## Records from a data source
□ □ □
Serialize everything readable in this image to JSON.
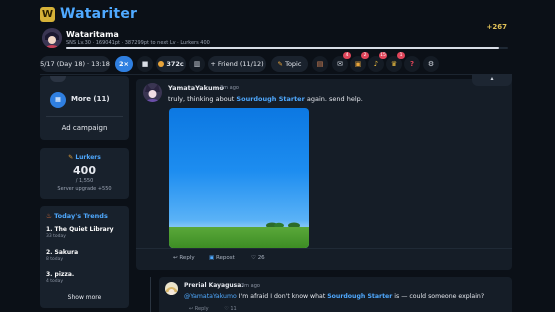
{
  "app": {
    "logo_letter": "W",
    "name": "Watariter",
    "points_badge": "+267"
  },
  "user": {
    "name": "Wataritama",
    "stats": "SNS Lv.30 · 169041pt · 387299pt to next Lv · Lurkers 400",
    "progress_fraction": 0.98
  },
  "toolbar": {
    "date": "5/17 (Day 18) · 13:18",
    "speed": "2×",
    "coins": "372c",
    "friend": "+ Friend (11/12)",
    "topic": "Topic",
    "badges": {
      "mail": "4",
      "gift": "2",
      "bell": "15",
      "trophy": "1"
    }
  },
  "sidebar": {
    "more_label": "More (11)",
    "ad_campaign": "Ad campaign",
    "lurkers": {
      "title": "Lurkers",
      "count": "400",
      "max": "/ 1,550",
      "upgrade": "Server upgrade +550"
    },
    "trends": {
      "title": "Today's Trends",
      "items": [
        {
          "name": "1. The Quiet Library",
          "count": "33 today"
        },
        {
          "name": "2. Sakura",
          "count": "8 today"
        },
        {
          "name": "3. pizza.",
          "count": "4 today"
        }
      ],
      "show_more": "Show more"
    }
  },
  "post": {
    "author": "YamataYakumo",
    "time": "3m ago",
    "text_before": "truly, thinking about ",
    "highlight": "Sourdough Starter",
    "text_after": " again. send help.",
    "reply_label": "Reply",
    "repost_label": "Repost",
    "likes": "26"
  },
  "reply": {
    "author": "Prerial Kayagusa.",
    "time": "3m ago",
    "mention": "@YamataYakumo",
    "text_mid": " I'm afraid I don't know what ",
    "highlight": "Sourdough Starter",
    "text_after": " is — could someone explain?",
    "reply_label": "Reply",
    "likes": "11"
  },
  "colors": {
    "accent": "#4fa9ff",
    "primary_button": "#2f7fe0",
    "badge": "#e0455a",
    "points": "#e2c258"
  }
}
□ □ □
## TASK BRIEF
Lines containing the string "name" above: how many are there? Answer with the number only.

## ANSWER FOR THE TASK
5